── PROVIDED DATA
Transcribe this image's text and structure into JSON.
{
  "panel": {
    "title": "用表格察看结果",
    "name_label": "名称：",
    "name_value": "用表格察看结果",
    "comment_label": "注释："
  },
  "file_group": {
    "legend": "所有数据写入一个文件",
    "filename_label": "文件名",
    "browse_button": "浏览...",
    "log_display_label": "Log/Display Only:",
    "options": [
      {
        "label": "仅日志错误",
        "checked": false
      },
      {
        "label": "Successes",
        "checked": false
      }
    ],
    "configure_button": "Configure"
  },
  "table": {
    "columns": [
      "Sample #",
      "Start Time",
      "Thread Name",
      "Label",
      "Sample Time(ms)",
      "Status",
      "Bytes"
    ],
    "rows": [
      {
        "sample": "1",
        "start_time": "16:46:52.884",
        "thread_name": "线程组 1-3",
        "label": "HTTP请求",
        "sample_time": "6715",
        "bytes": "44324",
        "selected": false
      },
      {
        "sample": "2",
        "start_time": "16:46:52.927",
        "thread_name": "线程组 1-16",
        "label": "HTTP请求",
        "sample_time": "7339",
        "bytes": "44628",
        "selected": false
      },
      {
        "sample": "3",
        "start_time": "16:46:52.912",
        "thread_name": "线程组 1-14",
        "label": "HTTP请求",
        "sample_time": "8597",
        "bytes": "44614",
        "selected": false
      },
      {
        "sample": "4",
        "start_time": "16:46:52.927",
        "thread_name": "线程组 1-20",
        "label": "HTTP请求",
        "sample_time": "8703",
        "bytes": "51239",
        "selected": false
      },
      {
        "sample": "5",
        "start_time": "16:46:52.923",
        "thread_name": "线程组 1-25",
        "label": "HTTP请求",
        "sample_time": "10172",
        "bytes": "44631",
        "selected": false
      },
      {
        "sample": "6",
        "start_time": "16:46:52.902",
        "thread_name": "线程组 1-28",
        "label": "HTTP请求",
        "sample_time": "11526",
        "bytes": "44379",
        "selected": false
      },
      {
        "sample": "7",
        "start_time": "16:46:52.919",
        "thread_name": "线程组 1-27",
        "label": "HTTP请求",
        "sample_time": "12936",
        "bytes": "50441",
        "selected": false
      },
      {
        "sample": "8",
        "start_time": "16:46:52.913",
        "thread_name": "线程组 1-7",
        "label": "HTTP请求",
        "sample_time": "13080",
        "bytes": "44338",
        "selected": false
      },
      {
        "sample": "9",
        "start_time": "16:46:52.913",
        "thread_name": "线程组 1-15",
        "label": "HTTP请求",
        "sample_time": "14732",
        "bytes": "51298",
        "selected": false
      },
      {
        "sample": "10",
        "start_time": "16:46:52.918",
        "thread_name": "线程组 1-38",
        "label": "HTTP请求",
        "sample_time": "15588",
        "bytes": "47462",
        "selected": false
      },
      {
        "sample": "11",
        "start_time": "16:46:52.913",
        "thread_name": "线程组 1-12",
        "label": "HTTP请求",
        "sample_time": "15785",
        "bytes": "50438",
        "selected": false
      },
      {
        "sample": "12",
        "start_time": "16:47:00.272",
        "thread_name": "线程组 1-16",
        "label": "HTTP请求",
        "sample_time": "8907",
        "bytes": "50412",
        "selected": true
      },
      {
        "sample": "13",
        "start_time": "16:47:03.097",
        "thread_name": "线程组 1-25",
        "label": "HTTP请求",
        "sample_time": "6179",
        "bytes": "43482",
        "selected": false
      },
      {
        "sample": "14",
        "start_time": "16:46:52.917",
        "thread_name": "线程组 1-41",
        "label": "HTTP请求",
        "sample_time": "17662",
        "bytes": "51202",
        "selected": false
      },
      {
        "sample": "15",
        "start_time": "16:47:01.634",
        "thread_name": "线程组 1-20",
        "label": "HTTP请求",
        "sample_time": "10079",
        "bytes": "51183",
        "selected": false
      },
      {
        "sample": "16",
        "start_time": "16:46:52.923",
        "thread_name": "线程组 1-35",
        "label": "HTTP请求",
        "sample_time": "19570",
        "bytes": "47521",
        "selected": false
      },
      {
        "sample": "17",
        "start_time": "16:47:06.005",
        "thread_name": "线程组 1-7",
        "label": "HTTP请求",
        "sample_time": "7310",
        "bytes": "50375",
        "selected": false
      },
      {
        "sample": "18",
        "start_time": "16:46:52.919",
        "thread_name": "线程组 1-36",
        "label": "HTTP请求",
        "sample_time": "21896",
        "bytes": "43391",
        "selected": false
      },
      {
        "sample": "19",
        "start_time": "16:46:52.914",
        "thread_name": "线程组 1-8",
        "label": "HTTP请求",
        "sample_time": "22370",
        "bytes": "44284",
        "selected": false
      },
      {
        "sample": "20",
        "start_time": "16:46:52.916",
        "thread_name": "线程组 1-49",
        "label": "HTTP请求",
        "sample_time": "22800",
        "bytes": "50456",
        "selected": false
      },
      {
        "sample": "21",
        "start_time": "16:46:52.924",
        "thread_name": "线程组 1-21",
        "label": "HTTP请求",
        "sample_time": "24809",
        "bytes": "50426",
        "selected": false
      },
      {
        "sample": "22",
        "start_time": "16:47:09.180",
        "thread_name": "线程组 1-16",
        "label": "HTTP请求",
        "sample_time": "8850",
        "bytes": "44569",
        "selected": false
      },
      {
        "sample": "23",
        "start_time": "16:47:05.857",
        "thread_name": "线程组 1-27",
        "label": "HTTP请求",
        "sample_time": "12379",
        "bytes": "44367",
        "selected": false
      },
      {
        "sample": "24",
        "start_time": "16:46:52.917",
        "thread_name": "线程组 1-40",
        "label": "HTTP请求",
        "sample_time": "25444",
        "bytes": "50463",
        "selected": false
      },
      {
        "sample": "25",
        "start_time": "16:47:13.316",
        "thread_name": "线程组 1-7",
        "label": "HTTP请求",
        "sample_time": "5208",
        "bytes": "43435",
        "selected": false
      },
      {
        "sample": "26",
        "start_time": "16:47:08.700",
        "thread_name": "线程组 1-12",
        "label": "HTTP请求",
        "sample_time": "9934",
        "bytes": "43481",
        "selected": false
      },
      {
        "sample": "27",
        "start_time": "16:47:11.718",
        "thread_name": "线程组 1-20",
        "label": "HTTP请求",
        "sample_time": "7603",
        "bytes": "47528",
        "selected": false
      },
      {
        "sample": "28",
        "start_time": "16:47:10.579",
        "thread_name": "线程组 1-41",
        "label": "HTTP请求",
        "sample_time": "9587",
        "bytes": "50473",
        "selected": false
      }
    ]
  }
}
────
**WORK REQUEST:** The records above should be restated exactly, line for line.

**TASK OUTPUT:**
Transcribe this image's text and structure into JSON.
{
  "panel": {
    "title": "用表格察看结果",
    "name_label": "名称：",
    "name_value": "用表格察看结果",
    "comment_label": "注释："
  },
  "file_group": {
    "legend": "所有数据写入一个文件",
    "filename_label": "文件名",
    "browse_button": "浏览...",
    "log_display_label": "Log/Display Only:",
    "options": [
      {
        "label": "仅日志错误",
        "checked": false
      },
      {
        "label": "Successes",
        "checked": false
      }
    ],
    "configure_button": "Configure"
  },
  "table": {
    "columns": [
      "Sample #",
      "Start Time",
      "Thread Name",
      "Label",
      "Sample Time(ms)",
      "Status",
      "Bytes"
    ],
    "rows": [
      {
        "sample": "1",
        "start_time": "16:46:52.884",
        "thread_name": "线程组 1-3",
        "label": "HTTP请求",
        "sample_time": "6715",
        "bytes": "44324",
        "selected": false
      },
      {
        "sample": "2",
        "start_time": "16:46:52.927",
        "thread_name": "线程组 1-16",
        "label": "HTTP请求",
        "sample_time": "7339",
        "bytes": "44628",
        "selected": false
      },
      {
        "sample": "3",
        "start_time": "16:46:52.912",
        "thread_name": "线程组 1-14",
        "label": "HTTP请求",
        "sample_time": "8597",
        "bytes": "44614",
        "selected": false
      },
      {
        "sample": "4",
        "start_time": "16:46:52.927",
        "thread_name": "线程组 1-20",
        "label": "HTTP请求",
        "sample_time": "8703",
        "bytes": "51239",
        "selected": false
      },
      {
        "sample": "5",
        "start_time": "16:46:52.923",
        "thread_name": "线程组 1-25",
        "label": "HTTP请求",
        "sample_time": "10172",
        "bytes": "44631",
        "selected": false
      },
      {
        "sample": "6",
        "start_time": "16:46:52.902",
        "thread_name": "线程组 1-28",
        "label": "HTTP请求",
        "sample_time": "11526",
        "bytes": "44379",
        "selected": false
      },
      {
        "sample": "7",
        "start_time": "16:46:52.919",
        "thread_name": "线程组 1-27",
        "label": "HTTP请求",
        "sample_time": "12936",
        "bytes": "50441",
        "selected": false
      },
      {
        "sample": "8",
        "start_time": "16:46:52.913",
        "thread_name": "线程组 1-7",
        "label": "HTTP请求",
        "sample_time": "13080",
        "bytes": "44338",
        "selected": false
      },
      {
        "sample": "9",
        "start_time": "16:46:52.913",
        "thread_name": "线程组 1-15",
        "label": "HTTP请求",
        "sample_time": "14732",
        "bytes": "51298",
        "selected": false
      },
      {
        "sample": "10",
        "start_time": "16:46:52.918",
        "thread_name": "线程组 1-38",
        "label": "HTTP请求",
        "sample_time": "15588",
        "bytes": "47462",
        "selected": false
      },
      {
        "sample": "11",
        "start_time": "16:46:52.913",
        "thread_name": "线程组 1-12",
        "label": "HTTP请求",
        "sample_time": "15785",
        "bytes": "50438",
        "selected": false
      },
      {
        "sample": "12",
        "start_time": "16:47:00.272",
        "thread_name": "线程组 1-16",
        "label": "HTTP请求",
        "sample_time": "8907",
        "bytes": "50412",
        "selected": true
      },
      {
        "sample": "13",
        "start_time": "16:47:03.097",
        "thread_name": "线程组 1-25",
        "label": "HTTP请求",
        "sample_time": "6179",
        "bytes": "43482",
        "selected": false
      },
      {
        "sample": "14",
        "start_time": "16:46:52.917",
        "thread_name": "线程组 1-41",
        "label": "HTTP请求",
        "sample_time": "17662",
        "bytes": "51202",
        "selected": false
      },
      {
        "sample": "15",
        "start_time": "16:47:01.634",
        "thread_name": "线程组 1-20",
        "label": "HTTP请求",
        "sample_time": "10079",
        "bytes": "51183",
        "selected": false
      },
      {
        "sample": "16",
        "start_time": "16:46:52.923",
        "thread_name": "线程组 1-35",
        "label": "HTTP请求",
        "sample_time": "19570",
        "bytes": "47521",
        "selected": false
      },
      {
        "sample": "17",
        "start_time": "16:47:06.005",
        "thread_name": "线程组 1-7",
        "label": "HTTP请求",
        "sample_time": "7310",
        "bytes": "50375",
        "selected": false
      },
      {
        "sample": "18",
        "start_time": "16:46:52.919",
        "thread_name": "线程组 1-36",
        "label": "HTTP请求",
        "sample_time": "21896",
        "bytes": "43391",
        "selected": false
      },
      {
        "sample": "19",
        "start_time": "16:46:52.914",
        "thread_name": "线程组 1-8",
        "label": "HTTP请求",
        "sample_time": "22370",
        "bytes": "44284",
        "selected": false
      },
      {
        "sample": "20",
        "start_time": "16:46:52.916",
        "thread_name": "线程组 1-49",
        "label": "HTTP请求",
        "sample_time": "22800",
        "bytes": "50456",
        "selected": false
      },
      {
        "sample": "21",
        "start_time": "16:46:52.924",
        "thread_name": "线程组 1-21",
        "label": "HTTP请求",
        "sample_time": "24809",
        "bytes": "50426",
        "selected": false
      },
      {
        "sample": "22",
        "start_time": "16:47:09.180",
        "thread_name": "线程组 1-16",
        "label": "HTTP请求",
        "sample_time": "8850",
        "bytes": "44569",
        "selected": false
      },
      {
        "sample": "23",
        "start_time": "16:47:05.857",
        "thread_name": "线程组 1-27",
        "label": "HTTP请求",
        "sample_time": "12379",
        "bytes": "44367",
        "selected": false
      },
      {
        "sample": "24",
        "start_time": "16:46:52.917",
        "thread_name": "线程组 1-40",
        "label": "HTTP请求",
        "sample_time": "25444",
        "bytes": "50463",
        "selected": false
      },
      {
        "sample": "25",
        "start_time": "16:47:13.316",
        "thread_name": "线程组 1-7",
        "label": "HTTP请求",
        "sample_time": "5208",
        "bytes": "43435",
        "selected": false
      },
      {
        "sample": "26",
        "start_time": "16:47:08.700",
        "thread_name": "线程组 1-12",
        "label": "HTTP请求",
        "sample_time": "9934",
        "bytes": "43481",
        "selected": false
      },
      {
        "sample": "27",
        "start_time": "16:47:11.718",
        "thread_name": "线程组 1-20",
        "label": "HTTP请求",
        "sample_time": "7603",
        "bytes": "47528",
        "selected": false
      },
      {
        "sample": "28",
        "start_time": "16:47:10.579",
        "thread_name": "线程组 1-41",
        "label": "HTTP请求",
        "sample_time": "9587",
        "bytes": "50473",
        "selected": false
      }
    ]
  }
}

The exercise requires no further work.